OUR INCA TRAIL PORTERS
Many times, tourists on the verge of giving up the hike have encountered encouragement by looking at the Inca trail porters. How can these guys be able to lift the heavy loads without greater effort? The question seems to arise, How could they overpass everyone by far?. There are more unknown facts that we promise to share with you so you can understand the day you will hike the Inca Trail.
Who are the Inca trail porters?
Without them, the Inca trail hike would be a miserable experience. The majority of them are Andean men who saw an opportunity to get some more income besides working only in agriculture, they come from the nearby communities in the Sacred Valley, Lares, and the Anta plains. They may not be great, stout, nor tall men, but they do an amazing job at getting the food and everything else to camp, besides handling a variety of tasks simultaneously. They are the ones who probably work the most.
How did they begin to work as Inca trail porters?
Porters´ job always took a fundamental part in so many expeditions accomplished in these regions. When the Inca trail was officially announced in the 1970s as a trekking path to get to Machu Picchu, the few operating tour companies recruited porters who have helped early Inca trail hikers to get to the ancient Incan Ruin.
Porters were often the unsung heroes, but it wasn’t until 2001 when the Government organization passed law No. 27607, so they would receive a more decent salary. Before the law was made, they had to move loads up to 50 kg. Some had to travel even by night to secure space for the group at the camp. Hard work for stingy salaries.
What makes the Inca trail porters special?
It is incredible that these men, besides leaving the camp 1 hour after tourists, hit the next camp 2 hours ahead and set up again the tends, help the cook, and so on. They manage such great strength that still their foreheads bead in sweat.
Most of the time, they speak in Quechua because this is their mother tongue, so they can tell jokes and puns laughing amongst themselves; however, some adults can´t be without their coca leave.
They speak Spanish, but yet they can feel bashful, therefore break the ice by introducing your name in a friendly manner, and they will talk to you back. They will be your friends and trip partners, and any tour guide can translate for you willingly if you wish to talk to any of them.
Tipping Inca trail porters
May tipping be their last hope to get some more income to home to feed their family or afford their children’s school budget. On average the porters’ wage is in the lowest edge in comparison the cook and guides salary, it doesn´t matter which company they are working at.
Although tipping is not an obligation; However as anywhere on the planet, this became customary on the Inca trail as well. So, a small farewell ceremony is held on the afternoon of day three, where you have a chance to thank them; it could be a smile and a simple “Muchas gracias” or if you planned something special to tip them, do it, and they will be thankful. After that, you won´t meet again so don´t forget.

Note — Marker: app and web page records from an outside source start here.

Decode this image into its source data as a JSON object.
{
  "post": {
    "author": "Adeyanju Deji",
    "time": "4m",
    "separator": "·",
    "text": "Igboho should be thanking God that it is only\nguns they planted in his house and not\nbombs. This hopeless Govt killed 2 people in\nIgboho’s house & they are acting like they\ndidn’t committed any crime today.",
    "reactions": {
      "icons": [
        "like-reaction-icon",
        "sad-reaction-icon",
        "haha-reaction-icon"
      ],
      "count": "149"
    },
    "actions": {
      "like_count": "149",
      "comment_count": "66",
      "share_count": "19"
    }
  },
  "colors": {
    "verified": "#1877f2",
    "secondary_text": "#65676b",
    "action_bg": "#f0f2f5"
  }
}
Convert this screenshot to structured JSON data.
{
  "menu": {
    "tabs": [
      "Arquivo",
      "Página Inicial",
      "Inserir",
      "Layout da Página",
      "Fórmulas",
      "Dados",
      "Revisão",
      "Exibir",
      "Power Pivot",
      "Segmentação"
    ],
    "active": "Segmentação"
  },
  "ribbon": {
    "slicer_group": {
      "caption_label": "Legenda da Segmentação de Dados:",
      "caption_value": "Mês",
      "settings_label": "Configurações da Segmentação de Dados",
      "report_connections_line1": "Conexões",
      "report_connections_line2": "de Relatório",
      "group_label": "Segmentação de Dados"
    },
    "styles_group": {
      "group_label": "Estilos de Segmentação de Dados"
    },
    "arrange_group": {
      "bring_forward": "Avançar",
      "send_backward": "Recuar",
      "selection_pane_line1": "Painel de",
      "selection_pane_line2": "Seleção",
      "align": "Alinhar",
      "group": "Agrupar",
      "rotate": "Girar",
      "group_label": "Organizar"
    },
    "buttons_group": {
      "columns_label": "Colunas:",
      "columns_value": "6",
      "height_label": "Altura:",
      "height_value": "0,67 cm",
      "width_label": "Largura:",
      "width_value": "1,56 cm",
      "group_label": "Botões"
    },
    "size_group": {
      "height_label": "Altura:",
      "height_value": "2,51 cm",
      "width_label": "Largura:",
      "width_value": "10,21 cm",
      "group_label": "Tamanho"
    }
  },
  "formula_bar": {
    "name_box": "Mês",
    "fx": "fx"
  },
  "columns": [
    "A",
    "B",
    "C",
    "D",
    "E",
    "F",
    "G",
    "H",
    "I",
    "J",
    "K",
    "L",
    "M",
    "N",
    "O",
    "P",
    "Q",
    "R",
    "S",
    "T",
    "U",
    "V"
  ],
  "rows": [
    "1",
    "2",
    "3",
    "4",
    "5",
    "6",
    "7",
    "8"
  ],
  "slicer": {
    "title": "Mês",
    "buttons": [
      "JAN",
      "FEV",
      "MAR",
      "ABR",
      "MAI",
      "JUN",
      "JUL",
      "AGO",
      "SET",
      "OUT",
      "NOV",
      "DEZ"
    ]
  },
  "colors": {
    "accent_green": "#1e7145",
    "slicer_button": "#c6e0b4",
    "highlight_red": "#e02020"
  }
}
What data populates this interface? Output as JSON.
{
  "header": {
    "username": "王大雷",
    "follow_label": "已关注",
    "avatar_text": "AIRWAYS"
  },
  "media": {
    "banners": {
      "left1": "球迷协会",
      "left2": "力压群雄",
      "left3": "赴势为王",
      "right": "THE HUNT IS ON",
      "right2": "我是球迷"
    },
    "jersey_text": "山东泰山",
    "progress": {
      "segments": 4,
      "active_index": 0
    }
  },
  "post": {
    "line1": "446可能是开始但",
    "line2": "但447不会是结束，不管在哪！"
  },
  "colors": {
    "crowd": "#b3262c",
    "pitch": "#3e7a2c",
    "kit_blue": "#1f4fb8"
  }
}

How much to tip?
It is advisable to carry some soles (national currency) so you will be making it easy for them. An adorable tip is ranging about 70 – 80 soles per porter for the entire journey. Tipping for the Chief chef is estimated at over 120 soles and about 100 soles for the assistant.
Important: Give them what you can afford and see, who according to you, did a better job. Any tip is good!!
Inca trail porter weight limit
In January 2001, the government regulations related to porter´s law set up at 25 kg the weight limit, including each porter´s own clothes and bedding. So that was a warning for the companies to treat better their porters before they would get a high fine. It clearly shows that before the regulations had been set up, Inca trail porters were forced to carry more weight and not necessarily treated well. Nowadays, each porter´s pack should pass the weighing process at the checkpoint at KM 82.
Pick the responsible travel company
Some tour operators stick to the legal standards given on the law and treat their porters fairly. However, others seem to forget about ethical practices while hiring porters to work for them on the Inca trail.
In any way, you can search for client testimonials or ask former Inca trail hikers for recommendations. The cheaper the tour costs, the more the porters are compromised to heft heavier loads, putting aside their health problems.
At AB Expeditions, by no means we can stand our backbone staff to starve from hunger or the extreme temperatures. We give them proper equipment, uniforms, padded strap backpacks, and most importantly we pay a fair wage.
Nowadays, you can´t be surprised by seeing women Inca trail porters carrying camping gear or cooking utensils. It wasn’t too long since tour companies began to hire them, and since then, women porters also became breadwinners for the family. They are Indigenous Quechua women from outlying communities and can carry about 15 kg of load. Women can’t get left behind too!!